ORLANDO, Fla. – One hundred Florida airports will receive grants from the coronavirus stimulus bill, known as the CARES ACT, to help ease the economic burden of decreased passenger traffic amid the global pandemic, the Federal Aviation Administration announced Tuesday.
The money is part of a $2.2 trillion coronavirus rescue package passed by Congress in March amid the coronavirus pandemic. The U.S. Department of Transportation announced the funding allocations two weeks after the bill was signed by President Donald Trump.
Central Florida’s largest airport, Orlando International, will receive more than $170 million from the $10 billion dedicated to transportation from the stimulus bill, the U.S. Department of Transportation said in a news release.
Orlando Sanford International will get more than $22 million, Daytona Beach International will be awarded a $21 million grant and Melbourne International was awarded $19 million.
Municipal airports will also receive CARES Act funding.
“This $10 billion in emergency resources will help fund the continued operations of our nation’s airports during this crisis and save workers’ jobs,” U.S. Transportation Secretary Elaine L. Chao said in a news release.
The U.S. Department of Transportation released a list Tuesday, including a map, of all airports that will receive some of the $10 billion in CARES Act money dedicated to transportation.
Click on the icons below to learn how much each airport will be awarded. Click here, if you are having trouble viewing on mobile.
In February, Additional grants totaling $520.5 million in federal funding were awarded to 247 airports nationwide for improvement projects, including runway restoration and construction, according to the FAA.
Fort Lauderdale-Hollywood International Airport was the only airport in the Sunshine state to receive a $20 million improvement grant to expand a runway, according to grant details.
Traffic in U.S. airports have hit new lows amid the pandemic and fell below 100,000 last week for likely the first time since the jet age began. The Transportation Security Administration said it screened 90,510 people on Sunday, down 96% of the nearly 2.5 million people who passed through checkpoints on the corresponding Sunday a year ago.

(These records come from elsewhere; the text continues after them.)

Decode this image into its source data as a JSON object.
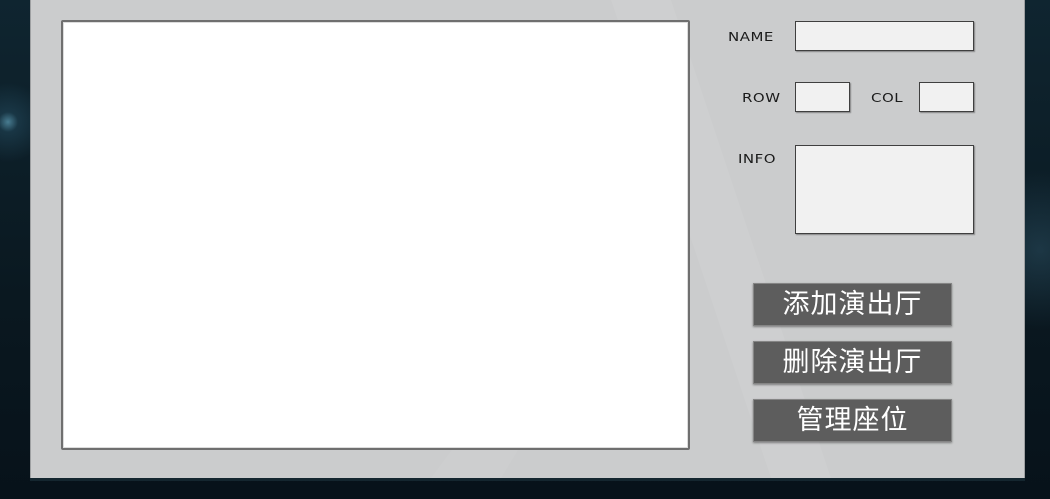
{
  "form": {
    "name_label": "NAME",
    "name_value": "",
    "row_label": "ROW",
    "row_value": "",
    "col_label": "COL",
    "col_value": "",
    "info_label": "INFO",
    "info_value": ""
  },
  "actions": {
    "add_label": "添加演出厅",
    "delete_label": "删除演出厅",
    "manage_label": "管理座位"
  },
  "colors": {
    "background": "#0b1a22",
    "panel": "#cbcccd",
    "button": "#5d5d5d",
    "field": "#f1f1f1"
  }
}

The airline sector was among the hardest hit Monday on signs of growing tensions with the administration over terms of a rescue package. Shares of American, Delta and United fell between 6% and 8%.
The Associated Press contributed to this report.